Exercise materials Block Start

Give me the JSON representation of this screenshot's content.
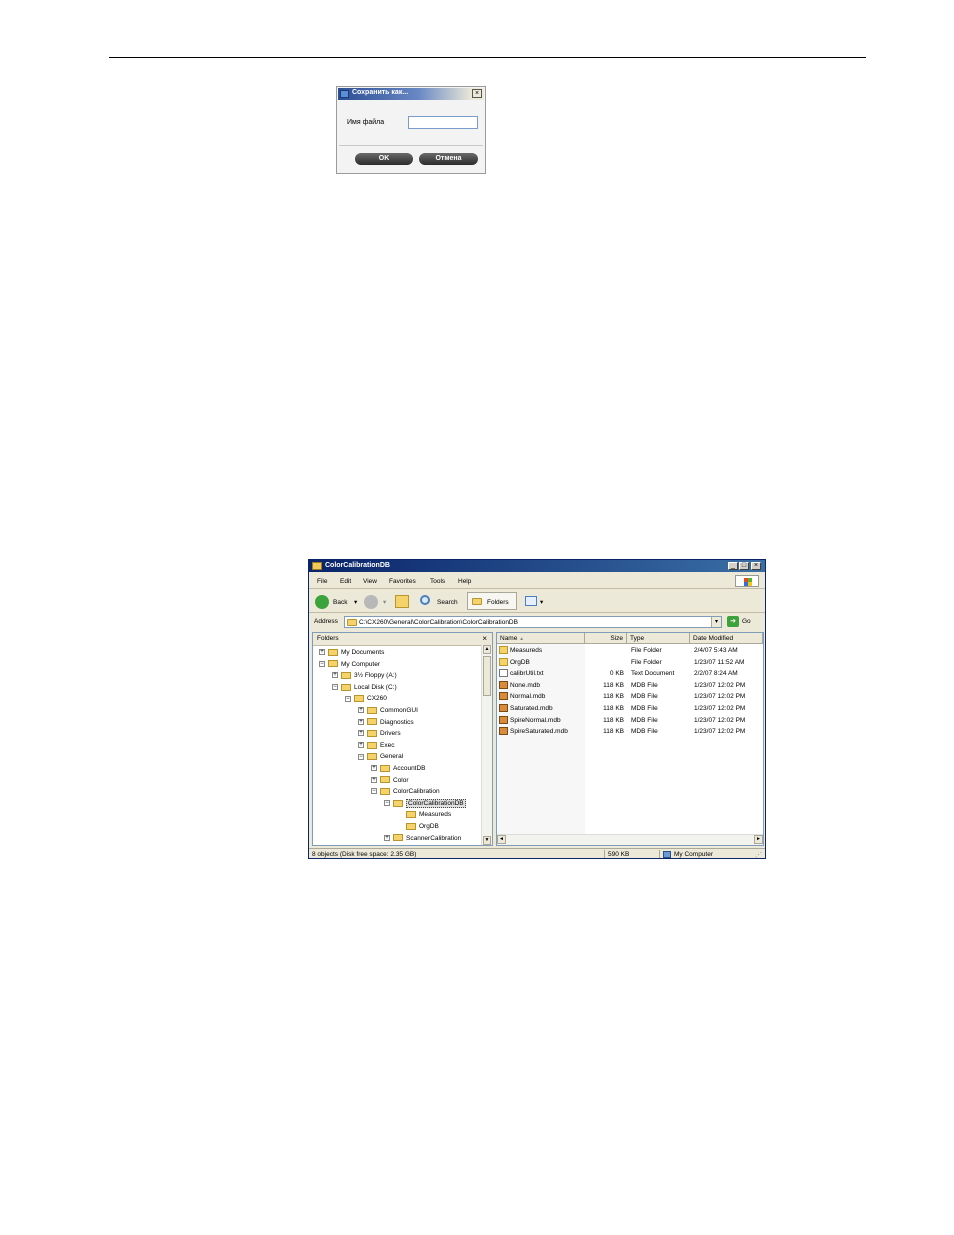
{
  "dialog": {
    "title": "Сохранить как...",
    "close": "×",
    "filename_label": "Имя файла",
    "filename_value": "",
    "ok_label": "OK",
    "cancel_label": "Отмена"
  },
  "explorer": {
    "title": "ColorCalibrationDB",
    "window_buttons": [
      "_",
      "□",
      "×"
    ],
    "menu": [
      "File",
      "Edit",
      "View",
      "Favorites",
      "Tools",
      "Help"
    ],
    "toolbar": {
      "back": "Back",
      "search": "Search",
      "folders": "Folders",
      "back_icon": "back-arrow-icon",
      "forward_icon": "forward-arrow-icon",
      "up_icon": "up-folder-icon",
      "search_icon": "magnifier-icon",
      "folders_icon": "folders-icon",
      "views_icon": "views-icon"
    },
    "address": {
      "label": "Address",
      "path": "C:\\CX260\\General\\ColorCalibration\\ColorCalibrationDB",
      "go": "Go"
    },
    "folders_pane": {
      "title": "Folders",
      "close": "×",
      "tree": [
        {
          "label": "My Documents",
          "expander": "+"
        },
        {
          "label": "My Computer",
          "expander": "−"
        },
        {
          "label": "3½ Floppy (A:)",
          "expander": "+"
        },
        {
          "label": "Local Disk (C:)",
          "expander": "−"
        },
        {
          "label": "CX260",
          "expander": "−"
        },
        {
          "label": "CommonGUI",
          "expander": "+"
        },
        {
          "label": "Diagnostics",
          "expander": "+"
        },
        {
          "label": "Drivers",
          "expander": "+"
        },
        {
          "label": "Exec",
          "expander": "+"
        },
        {
          "label": "General",
          "expander": "−"
        },
        {
          "label": "AccountDB",
          "expander": "+"
        },
        {
          "label": "Color",
          "expander": "+"
        },
        {
          "label": "ColorCalibration",
          "expander": "−"
        },
        {
          "label": "ColorCalibrationDB",
          "expander": "−"
        },
        {
          "label": "Measureds",
          "expander": ""
        },
        {
          "label": "OrgDB",
          "expander": ""
        },
        {
          "label": "ScannerCalibration",
          "expander": "+"
        }
      ]
    },
    "list": {
      "columns": [
        "Name",
        "Size",
        "Type",
        "Date Modified"
      ],
      "rows": [
        {
          "name": "Measureds",
          "size": "",
          "type": "File Folder",
          "date": "2/4/07 5:43 AM",
          "icon": "folder-icon"
        },
        {
          "name": "OrgDB",
          "size": "",
          "type": "File Folder",
          "date": "1/23/07 11:52 AM",
          "icon": "folder-icon"
        },
        {
          "name": "calibrUtil.txt",
          "size": "0 KB",
          "type": "Text Document",
          "date": "2/2/07 8:24 AM",
          "icon": "text-file-icon"
        },
        {
          "name": "None.mdb",
          "size": "118 KB",
          "type": "MDB File",
          "date": "1/23/07 12:02 PM",
          "icon": "mdb-file-icon"
        },
        {
          "name": "Normal.mdb",
          "size": "118 KB",
          "type": "MDB File",
          "date": "1/23/07 12:02 PM",
          "icon": "mdb-file-icon"
        },
        {
          "name": "Saturated.mdb",
          "size": "118 KB",
          "type": "MDB File",
          "date": "1/23/07 12:02 PM",
          "icon": "mdb-file-icon"
        },
        {
          "name": "SpireNormal.mdb",
          "size": "118 KB",
          "type": "MDB File",
          "date": "1/23/07 12:02 PM",
          "icon": "mdb-file-icon"
        },
        {
          "name": "SpireSaturated.mdb",
          "size": "118 KB",
          "type": "MDB File",
          "date": "1/23/07 12:02 PM",
          "icon": "mdb-file-icon"
        }
      ]
    },
    "status": {
      "objects": "8 objects (Disk free space: 2.35 GB)",
      "size": "590 KB",
      "location": "My Computer"
    }
  }
}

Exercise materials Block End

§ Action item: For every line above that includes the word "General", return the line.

§ Solved problem:
      "path": "C:\\CX260\\General\\ColorCalibration\\ColorCalibrationDB",
          "label": "General",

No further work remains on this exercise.